I recently used some of these for a prototype my company is pushing out soon. I found similar buttons on Amazon:
Hope it helps :)
How would you go about using these buttons with the Pi? I’m in need of finishing off a project and those buttons would be perfect!
It’s pretty easy – the way I have it set up is to have the “switch” part of the button going to an input pin on the GPIO and another going to the 5v pin. There are, of course pins on the button which need to be grounded too. It’s very simple.
Thanks Martin, it’s been fun to make!
I got the buttons from Adafruit. They’re great, and they can be powered straight from the 5v output on the GPIO…
Awesome project, where can I get more detail on how to make one of these radio
We’re currently working out whether we can produce these in a way which is cost effective. Drop me an email at stewart.priest(at)radiolollipop.org and I’ll keep you in touch with when the cases become available!
I should imagine the perspex costed quite a bit. Perhaps an alternative such as: http://www.amazon.co.uk/CD-Purple-Acrylic-Storage-Cube/dp/B000SQJQ9C/
Looks funky, cheap and cheerful and RPi should squeeze in there
The perspex wasn’t much at all.. I get a nice deal from a local plastics company.. :-)
As long as you release it all to the public preferably via the PI Foundation I will do you a professional PCB layout.
Thanks for the offer, Frank – I’m already talking with Jon at Pimoroni, but if we take this further, I’ll be in touch!
Very cool, really wish you would release specs. I’d love to build one. seems like a get little project.

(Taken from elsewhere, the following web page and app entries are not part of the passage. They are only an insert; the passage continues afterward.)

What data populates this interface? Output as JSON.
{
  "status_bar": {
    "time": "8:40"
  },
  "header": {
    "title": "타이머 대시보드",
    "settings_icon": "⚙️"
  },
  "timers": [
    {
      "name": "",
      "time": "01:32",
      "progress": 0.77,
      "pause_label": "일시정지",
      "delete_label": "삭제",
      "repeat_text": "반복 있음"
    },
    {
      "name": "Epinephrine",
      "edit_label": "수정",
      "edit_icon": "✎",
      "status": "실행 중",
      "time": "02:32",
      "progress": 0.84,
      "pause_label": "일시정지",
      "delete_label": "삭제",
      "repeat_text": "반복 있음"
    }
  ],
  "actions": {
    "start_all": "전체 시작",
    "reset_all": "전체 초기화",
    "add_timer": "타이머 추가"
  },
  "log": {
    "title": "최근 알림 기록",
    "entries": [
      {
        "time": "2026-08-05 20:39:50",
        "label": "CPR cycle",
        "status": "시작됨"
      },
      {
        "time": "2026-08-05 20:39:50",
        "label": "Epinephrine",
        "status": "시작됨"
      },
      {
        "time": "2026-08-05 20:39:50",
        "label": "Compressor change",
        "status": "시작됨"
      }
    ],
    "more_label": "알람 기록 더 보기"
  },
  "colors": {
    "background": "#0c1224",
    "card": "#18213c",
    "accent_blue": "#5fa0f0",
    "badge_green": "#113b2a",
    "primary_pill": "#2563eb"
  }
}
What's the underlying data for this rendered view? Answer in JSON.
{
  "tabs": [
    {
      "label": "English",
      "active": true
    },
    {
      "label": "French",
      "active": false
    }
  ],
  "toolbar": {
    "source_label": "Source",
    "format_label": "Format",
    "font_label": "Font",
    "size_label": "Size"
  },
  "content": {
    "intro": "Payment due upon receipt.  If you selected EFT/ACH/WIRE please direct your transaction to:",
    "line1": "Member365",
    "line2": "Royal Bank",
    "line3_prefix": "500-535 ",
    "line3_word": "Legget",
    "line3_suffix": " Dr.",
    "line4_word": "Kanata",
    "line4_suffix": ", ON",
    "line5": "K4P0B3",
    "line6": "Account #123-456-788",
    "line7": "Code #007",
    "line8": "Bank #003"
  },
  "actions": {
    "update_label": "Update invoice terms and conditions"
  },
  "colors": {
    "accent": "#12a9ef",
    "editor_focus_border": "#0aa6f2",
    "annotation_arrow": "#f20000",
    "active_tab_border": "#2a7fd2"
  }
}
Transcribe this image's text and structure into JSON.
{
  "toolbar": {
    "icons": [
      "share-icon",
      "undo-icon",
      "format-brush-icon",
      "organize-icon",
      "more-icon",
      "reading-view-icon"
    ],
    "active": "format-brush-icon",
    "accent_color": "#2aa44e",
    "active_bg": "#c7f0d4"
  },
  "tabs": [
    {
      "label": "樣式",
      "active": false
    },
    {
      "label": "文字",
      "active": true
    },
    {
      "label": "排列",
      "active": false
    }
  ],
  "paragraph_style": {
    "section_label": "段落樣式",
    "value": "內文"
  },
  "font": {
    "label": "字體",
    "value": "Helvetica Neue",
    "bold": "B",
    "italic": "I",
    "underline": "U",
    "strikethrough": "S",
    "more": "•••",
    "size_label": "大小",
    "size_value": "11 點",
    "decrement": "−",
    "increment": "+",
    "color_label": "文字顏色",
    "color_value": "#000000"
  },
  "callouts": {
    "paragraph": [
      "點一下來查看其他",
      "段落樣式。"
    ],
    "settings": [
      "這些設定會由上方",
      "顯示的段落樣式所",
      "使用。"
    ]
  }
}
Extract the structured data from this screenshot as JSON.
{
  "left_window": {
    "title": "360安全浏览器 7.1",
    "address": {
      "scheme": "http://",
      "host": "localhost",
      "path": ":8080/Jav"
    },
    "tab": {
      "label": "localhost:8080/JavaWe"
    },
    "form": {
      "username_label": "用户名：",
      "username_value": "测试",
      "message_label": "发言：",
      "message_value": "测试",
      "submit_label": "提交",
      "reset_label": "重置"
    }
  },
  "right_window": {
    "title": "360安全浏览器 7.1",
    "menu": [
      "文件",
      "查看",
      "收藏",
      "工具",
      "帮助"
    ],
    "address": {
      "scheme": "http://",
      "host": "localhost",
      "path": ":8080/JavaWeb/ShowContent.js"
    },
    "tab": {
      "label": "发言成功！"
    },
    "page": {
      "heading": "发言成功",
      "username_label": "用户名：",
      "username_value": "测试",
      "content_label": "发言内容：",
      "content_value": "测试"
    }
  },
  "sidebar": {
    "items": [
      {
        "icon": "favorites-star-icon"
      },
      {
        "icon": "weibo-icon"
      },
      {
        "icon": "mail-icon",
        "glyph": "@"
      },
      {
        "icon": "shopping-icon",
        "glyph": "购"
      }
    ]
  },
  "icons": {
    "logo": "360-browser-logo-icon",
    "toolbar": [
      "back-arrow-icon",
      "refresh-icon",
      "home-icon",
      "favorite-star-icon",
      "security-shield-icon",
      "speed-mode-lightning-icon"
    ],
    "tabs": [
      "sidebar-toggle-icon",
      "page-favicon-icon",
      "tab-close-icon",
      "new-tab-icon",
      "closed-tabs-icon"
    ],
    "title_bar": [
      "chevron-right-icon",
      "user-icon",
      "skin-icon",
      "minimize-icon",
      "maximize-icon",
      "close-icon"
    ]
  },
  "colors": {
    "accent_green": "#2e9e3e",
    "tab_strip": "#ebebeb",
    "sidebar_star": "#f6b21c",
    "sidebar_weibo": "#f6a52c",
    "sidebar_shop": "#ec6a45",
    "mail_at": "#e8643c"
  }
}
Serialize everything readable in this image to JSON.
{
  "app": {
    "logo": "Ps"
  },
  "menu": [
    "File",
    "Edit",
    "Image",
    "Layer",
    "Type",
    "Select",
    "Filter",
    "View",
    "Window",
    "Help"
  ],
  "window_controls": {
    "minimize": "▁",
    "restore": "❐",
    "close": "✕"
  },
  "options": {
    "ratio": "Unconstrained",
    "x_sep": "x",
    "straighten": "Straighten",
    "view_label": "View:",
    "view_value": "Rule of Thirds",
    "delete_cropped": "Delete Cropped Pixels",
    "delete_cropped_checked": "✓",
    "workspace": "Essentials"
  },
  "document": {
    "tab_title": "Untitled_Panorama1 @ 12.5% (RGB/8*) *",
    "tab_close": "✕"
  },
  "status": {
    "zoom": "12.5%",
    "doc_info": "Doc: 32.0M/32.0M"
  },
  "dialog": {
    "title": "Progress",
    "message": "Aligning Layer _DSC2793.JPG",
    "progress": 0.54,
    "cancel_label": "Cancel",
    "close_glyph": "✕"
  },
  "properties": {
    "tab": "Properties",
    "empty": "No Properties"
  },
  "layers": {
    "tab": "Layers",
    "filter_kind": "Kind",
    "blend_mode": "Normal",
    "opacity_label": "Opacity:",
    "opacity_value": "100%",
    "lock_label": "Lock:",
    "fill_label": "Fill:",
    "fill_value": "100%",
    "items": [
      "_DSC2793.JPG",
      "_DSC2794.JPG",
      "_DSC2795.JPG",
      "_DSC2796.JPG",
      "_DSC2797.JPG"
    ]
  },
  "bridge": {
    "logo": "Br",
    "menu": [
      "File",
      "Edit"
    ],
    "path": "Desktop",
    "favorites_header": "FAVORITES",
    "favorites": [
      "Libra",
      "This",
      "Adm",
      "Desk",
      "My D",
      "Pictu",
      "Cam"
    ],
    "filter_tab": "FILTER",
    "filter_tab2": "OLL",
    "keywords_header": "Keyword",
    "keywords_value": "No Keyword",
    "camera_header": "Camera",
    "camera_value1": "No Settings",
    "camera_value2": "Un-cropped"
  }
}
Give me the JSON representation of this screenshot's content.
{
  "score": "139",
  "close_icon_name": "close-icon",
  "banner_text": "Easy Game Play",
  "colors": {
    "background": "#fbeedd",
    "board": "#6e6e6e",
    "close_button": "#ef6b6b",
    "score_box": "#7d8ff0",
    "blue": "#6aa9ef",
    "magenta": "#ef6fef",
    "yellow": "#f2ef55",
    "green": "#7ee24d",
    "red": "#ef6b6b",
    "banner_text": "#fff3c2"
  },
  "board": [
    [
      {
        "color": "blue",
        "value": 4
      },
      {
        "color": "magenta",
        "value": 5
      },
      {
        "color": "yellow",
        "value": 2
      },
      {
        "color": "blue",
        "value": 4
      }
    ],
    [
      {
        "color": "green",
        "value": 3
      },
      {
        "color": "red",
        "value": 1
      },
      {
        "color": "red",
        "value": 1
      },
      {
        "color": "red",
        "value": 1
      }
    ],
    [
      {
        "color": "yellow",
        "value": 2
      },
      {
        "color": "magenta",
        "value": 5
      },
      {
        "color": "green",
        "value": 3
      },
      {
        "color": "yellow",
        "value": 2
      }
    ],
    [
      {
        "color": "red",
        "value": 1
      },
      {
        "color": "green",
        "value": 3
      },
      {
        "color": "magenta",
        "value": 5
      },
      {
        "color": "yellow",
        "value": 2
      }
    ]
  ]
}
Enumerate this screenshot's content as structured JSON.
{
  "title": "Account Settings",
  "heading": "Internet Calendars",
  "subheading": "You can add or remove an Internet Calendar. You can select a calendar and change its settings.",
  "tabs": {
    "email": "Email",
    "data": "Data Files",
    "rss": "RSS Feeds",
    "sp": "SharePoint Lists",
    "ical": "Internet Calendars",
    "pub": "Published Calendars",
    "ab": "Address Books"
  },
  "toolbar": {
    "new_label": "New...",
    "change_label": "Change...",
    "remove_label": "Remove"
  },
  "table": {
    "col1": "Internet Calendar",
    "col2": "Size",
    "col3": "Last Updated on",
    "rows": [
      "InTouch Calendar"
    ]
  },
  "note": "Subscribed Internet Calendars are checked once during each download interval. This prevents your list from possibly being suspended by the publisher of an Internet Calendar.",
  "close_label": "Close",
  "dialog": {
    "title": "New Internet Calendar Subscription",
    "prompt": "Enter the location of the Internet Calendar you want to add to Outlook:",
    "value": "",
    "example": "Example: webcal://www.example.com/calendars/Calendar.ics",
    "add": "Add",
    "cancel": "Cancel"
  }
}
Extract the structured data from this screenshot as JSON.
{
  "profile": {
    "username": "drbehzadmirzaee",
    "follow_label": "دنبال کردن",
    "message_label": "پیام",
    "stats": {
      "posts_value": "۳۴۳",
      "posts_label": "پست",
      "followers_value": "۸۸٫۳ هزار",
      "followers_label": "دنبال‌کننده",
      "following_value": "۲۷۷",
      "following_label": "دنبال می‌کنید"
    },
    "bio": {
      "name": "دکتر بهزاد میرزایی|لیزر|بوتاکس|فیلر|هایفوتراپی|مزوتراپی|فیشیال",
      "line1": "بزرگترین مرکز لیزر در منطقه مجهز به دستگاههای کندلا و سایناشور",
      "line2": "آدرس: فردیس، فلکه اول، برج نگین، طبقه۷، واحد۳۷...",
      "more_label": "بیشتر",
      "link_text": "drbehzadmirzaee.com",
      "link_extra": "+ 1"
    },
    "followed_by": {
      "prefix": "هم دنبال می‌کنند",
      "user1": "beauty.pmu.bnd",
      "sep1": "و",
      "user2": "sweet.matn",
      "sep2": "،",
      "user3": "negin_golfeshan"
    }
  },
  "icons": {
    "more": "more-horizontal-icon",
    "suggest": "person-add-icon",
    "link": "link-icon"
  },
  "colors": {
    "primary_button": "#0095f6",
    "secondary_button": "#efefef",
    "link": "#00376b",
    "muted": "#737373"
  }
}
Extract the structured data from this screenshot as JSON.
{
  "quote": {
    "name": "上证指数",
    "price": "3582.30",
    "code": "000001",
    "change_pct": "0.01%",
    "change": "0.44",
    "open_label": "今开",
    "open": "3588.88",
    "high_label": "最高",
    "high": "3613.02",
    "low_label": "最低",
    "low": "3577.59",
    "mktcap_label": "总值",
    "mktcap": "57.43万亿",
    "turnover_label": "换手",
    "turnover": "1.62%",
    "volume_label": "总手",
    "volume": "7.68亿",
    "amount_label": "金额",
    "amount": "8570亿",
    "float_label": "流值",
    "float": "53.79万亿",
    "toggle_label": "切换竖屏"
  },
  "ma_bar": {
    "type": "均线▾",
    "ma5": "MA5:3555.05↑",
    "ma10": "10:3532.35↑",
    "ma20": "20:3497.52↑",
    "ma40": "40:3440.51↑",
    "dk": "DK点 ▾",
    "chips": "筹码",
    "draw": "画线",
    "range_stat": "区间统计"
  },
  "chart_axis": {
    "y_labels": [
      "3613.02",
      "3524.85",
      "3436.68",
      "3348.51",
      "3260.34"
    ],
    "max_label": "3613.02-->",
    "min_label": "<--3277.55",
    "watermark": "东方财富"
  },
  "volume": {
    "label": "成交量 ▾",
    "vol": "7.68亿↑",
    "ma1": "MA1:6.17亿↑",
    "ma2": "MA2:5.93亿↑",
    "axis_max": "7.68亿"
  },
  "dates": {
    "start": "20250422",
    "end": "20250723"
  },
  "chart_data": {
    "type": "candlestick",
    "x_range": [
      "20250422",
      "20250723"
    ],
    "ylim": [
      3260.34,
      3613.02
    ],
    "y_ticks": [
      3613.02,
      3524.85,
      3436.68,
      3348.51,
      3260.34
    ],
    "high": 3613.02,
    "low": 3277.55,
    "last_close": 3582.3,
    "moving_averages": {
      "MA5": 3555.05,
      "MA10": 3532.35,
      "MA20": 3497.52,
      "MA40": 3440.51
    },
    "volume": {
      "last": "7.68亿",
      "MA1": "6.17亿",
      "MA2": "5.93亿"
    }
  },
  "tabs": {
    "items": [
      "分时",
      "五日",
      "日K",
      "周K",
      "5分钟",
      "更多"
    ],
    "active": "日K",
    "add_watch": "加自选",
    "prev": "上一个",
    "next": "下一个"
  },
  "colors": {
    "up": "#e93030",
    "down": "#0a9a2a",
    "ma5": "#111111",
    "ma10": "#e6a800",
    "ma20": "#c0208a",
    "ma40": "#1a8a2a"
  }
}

I’m working with Pimoroni to get a kit out there. Drop me an email (see comment 3 for the address) and I’ll let you know when its available!
Another option would be to use t a USB to FM transmitter on the PI and re-transmit via FM your station in the ward where the signal was weak.
Then you don’t need a PI for each patient, just a FM radio.
Unfortunatly, UK licensing laws forbid any broadcasting on unlicensed frequencies..
How do you normally broadcast? I was imagining a transmitter of some kind which would also need to be licensed, or can you get around the requirements by keeping the signal in the building somehow?
It’s a closed-circuit cabling system. Basically, a big loop of wire running from the studio to every speaker in the hospital.
My 6 y.o. was just in Hospital in New Zealand for a week for hip surgery. We were just outside the Oncology Ward, and also saw the Radio Lollypop flyers on the notice board. Next thing I know I’m seeing it on the RaspPi blog!
If you ever do get a kit together, I’ll acquire one for the local hospital….
I hope your kid’s recovering well! Lovely to hear from someone who’s come across Radio Lollipop in the wild!
I see people all the time who come into contact with RL (obviously), but it’s always nice to hear of others. :-)
£5 coming your way. But when redirected from from paypal back to your site I get an error about no recipient.
Thanks for letting me know Karl, and thanks for your donation. I’ll forward this on to our web guy and ask him to look into it.
Great job on this, very clean look.
I hope you get this project off the ground. Have you thought of doing something like a kickstart or indigogo to raise funding for this project? Maybe a perk could be a radio case, with enough funds to donate one as well. If it cost $20 to produce charge $40 with the stipulation that one will be donated. Anyway, great job.
Thanks for the suggestion Ken. I’m currently kicking ideas around with Pimoroni on this one!